>>>>

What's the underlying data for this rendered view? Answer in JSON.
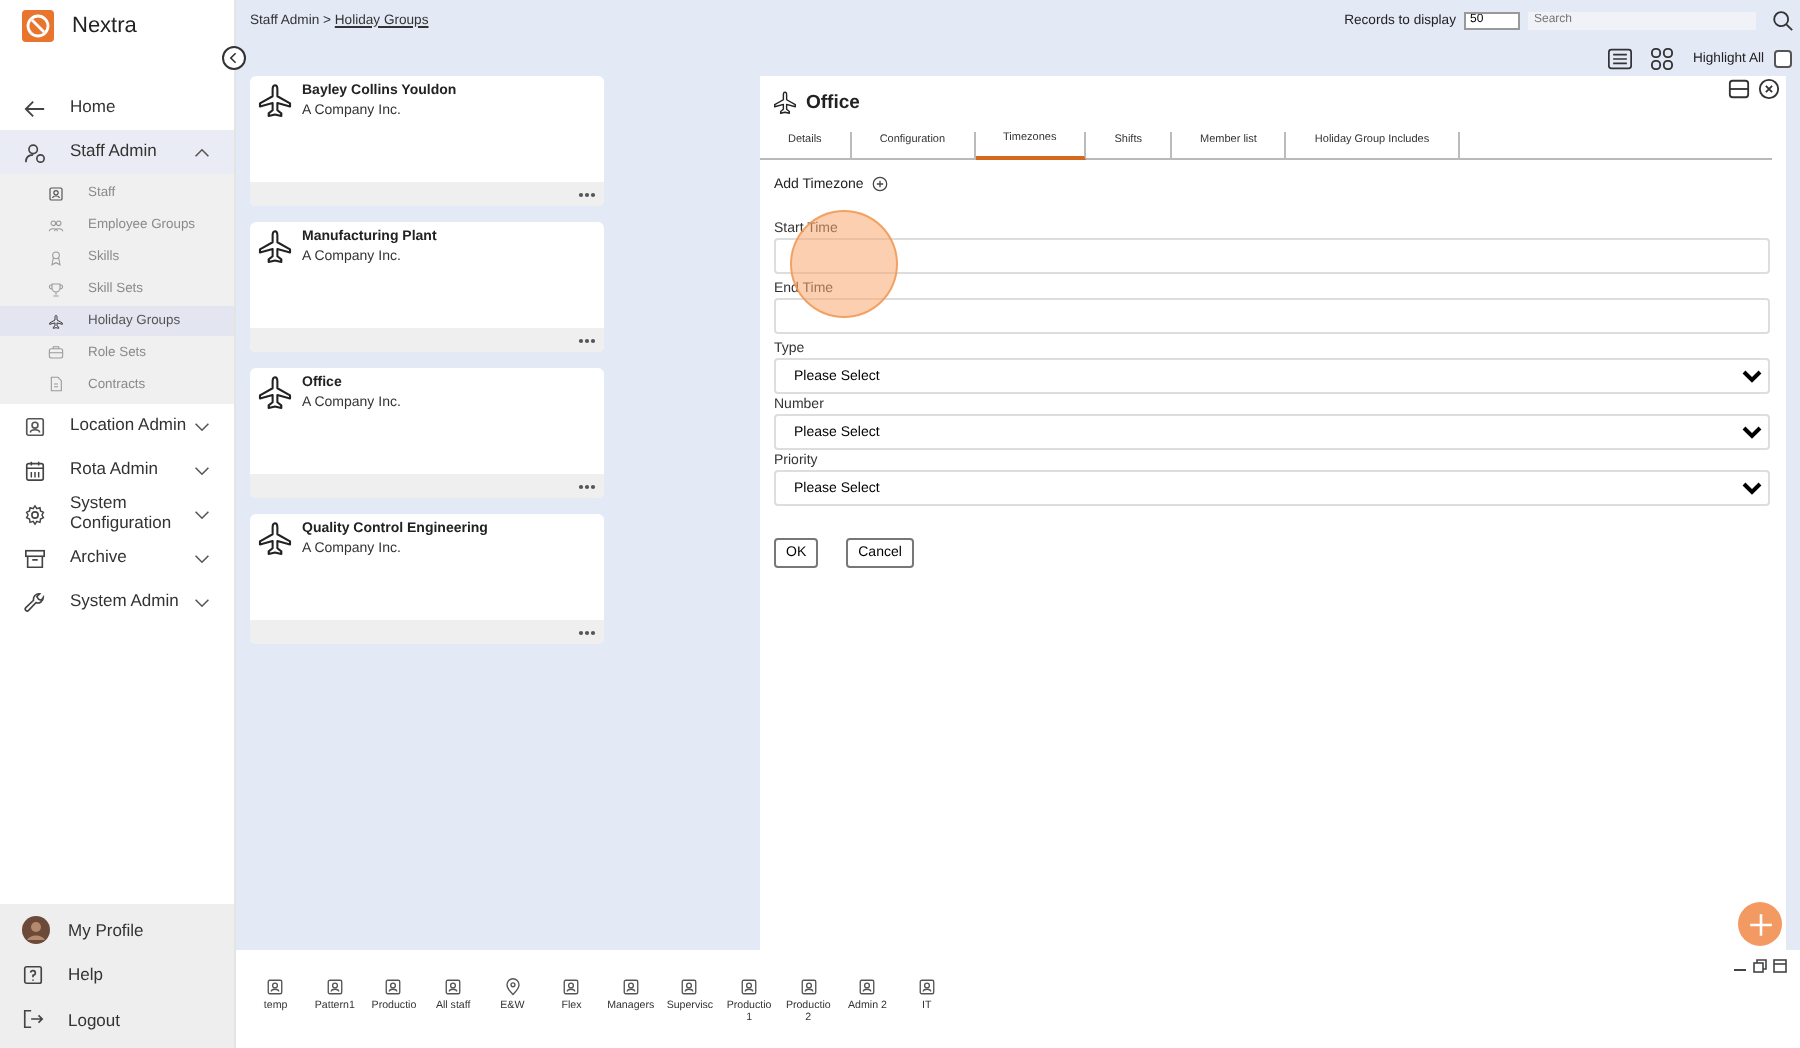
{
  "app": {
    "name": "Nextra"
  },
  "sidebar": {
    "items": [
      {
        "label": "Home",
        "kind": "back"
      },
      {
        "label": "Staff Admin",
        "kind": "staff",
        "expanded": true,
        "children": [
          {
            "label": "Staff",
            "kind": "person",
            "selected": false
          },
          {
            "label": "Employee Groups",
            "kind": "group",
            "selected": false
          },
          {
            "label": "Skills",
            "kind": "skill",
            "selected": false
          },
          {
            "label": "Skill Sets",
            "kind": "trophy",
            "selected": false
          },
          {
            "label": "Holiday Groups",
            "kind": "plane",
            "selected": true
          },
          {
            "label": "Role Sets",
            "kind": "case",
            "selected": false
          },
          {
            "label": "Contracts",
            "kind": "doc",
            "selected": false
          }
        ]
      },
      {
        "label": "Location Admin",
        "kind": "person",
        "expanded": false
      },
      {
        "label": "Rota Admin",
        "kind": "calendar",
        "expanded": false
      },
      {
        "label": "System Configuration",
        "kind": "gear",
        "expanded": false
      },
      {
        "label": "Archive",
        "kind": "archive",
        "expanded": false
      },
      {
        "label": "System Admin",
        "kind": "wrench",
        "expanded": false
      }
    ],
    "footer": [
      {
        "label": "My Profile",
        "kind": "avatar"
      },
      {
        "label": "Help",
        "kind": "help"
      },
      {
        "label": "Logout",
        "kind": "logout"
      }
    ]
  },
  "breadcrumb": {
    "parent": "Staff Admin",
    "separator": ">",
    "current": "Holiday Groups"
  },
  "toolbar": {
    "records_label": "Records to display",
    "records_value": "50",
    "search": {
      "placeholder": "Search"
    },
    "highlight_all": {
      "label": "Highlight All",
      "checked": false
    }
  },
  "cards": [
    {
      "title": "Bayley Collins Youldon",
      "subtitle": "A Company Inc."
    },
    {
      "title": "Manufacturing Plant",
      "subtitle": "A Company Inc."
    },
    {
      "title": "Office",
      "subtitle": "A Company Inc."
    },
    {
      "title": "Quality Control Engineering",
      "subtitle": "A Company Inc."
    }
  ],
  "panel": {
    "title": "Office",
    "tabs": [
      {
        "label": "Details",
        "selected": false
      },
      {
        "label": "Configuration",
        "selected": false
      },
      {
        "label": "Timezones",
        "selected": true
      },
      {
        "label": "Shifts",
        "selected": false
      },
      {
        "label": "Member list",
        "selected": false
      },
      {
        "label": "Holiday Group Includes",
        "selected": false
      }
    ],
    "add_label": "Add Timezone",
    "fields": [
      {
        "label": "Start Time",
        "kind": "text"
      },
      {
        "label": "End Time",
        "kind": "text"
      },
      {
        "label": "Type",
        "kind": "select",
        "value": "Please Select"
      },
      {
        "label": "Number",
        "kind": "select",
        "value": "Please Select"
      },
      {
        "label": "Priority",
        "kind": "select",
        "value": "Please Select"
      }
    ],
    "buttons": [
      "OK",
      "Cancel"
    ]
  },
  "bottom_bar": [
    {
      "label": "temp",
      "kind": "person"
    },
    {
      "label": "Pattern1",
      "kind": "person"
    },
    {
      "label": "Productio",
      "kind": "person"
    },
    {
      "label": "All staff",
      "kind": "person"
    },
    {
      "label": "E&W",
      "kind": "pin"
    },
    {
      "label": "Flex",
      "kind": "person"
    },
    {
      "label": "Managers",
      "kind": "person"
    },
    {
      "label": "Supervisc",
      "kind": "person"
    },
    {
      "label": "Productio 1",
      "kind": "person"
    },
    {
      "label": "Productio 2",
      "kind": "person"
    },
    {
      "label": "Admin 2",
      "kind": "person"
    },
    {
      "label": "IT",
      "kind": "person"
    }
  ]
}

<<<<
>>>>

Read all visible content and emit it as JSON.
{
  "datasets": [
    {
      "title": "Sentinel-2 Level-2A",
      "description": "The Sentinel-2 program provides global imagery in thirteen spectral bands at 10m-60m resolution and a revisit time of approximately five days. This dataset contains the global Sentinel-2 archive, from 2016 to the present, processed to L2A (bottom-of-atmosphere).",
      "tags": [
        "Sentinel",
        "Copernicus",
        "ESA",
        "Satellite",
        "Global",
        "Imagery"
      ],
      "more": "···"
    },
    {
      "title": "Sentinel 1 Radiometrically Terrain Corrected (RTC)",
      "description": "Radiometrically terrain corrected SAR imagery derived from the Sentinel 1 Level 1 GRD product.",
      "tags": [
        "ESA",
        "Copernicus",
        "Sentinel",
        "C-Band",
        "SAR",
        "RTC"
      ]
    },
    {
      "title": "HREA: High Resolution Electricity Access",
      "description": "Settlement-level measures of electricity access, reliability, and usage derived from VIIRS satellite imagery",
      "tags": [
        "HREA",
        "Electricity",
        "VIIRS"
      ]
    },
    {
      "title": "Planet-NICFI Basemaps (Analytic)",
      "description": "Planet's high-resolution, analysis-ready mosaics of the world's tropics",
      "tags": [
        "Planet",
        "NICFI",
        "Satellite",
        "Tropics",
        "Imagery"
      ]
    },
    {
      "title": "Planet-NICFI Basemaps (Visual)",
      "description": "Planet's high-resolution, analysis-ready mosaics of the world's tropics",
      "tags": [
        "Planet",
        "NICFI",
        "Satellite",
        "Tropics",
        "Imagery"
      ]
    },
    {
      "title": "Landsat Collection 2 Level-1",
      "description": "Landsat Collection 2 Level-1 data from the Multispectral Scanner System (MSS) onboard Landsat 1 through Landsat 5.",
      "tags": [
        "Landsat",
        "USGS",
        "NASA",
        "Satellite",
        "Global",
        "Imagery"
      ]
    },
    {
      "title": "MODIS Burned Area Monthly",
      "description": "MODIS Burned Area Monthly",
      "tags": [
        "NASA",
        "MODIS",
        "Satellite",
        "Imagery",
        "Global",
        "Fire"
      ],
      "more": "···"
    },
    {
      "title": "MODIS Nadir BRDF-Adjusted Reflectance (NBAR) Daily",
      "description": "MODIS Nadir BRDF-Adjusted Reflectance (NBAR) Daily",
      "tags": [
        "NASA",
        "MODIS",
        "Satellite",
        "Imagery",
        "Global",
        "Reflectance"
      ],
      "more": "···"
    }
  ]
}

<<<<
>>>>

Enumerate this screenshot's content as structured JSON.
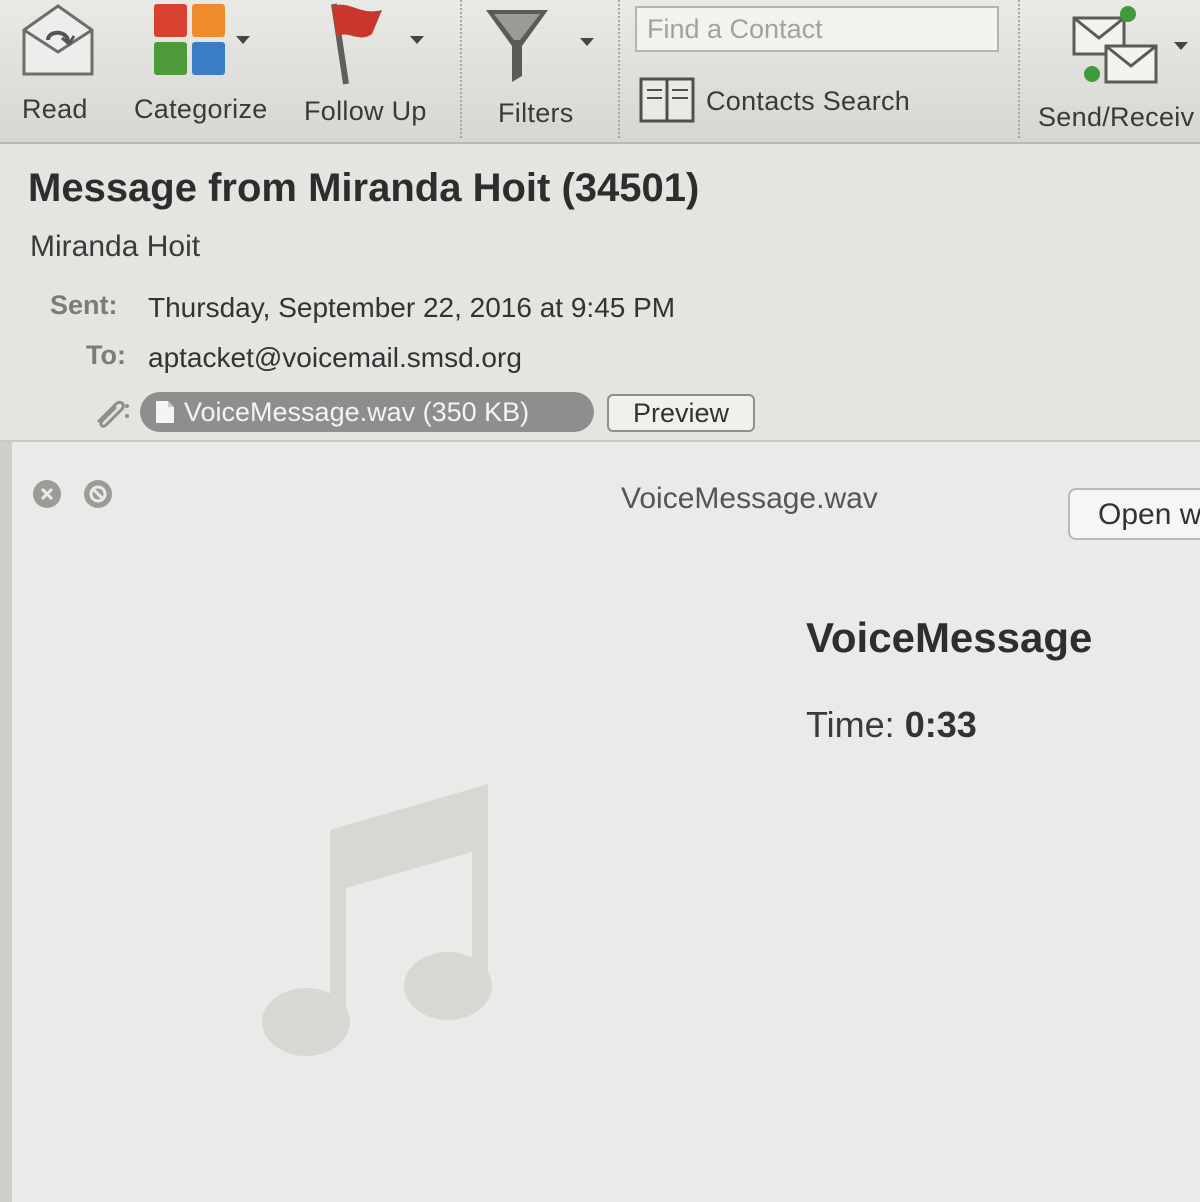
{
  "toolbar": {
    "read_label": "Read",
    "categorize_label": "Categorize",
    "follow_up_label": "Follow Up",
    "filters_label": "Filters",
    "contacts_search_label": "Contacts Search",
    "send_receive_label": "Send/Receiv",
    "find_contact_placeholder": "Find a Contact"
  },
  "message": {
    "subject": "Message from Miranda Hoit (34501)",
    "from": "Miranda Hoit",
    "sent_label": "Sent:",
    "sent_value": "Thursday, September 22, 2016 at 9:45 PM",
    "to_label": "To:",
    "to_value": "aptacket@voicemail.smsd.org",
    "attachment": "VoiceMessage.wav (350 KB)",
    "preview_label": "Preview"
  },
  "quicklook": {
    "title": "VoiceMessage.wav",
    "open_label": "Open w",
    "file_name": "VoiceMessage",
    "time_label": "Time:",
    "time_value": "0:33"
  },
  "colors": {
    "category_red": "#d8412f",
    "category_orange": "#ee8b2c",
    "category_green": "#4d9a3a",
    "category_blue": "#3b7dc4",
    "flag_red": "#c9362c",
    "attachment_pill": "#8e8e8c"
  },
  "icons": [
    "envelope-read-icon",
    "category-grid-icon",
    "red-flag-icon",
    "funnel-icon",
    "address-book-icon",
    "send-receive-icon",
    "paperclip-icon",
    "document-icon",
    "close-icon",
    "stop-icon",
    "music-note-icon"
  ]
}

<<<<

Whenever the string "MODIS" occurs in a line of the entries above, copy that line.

      "title": "MODIS Burned Area Monthly",
      "description": "MODIS Burned Area Monthly",
        "MODIS",
      "title": "MODIS Nadir BRDF-Adjusted Reflectance (NBAR) Daily",
      "description": "MODIS Nadir BRDF-Adjusted Reflectance (NBAR) Daily",
        "MODIS",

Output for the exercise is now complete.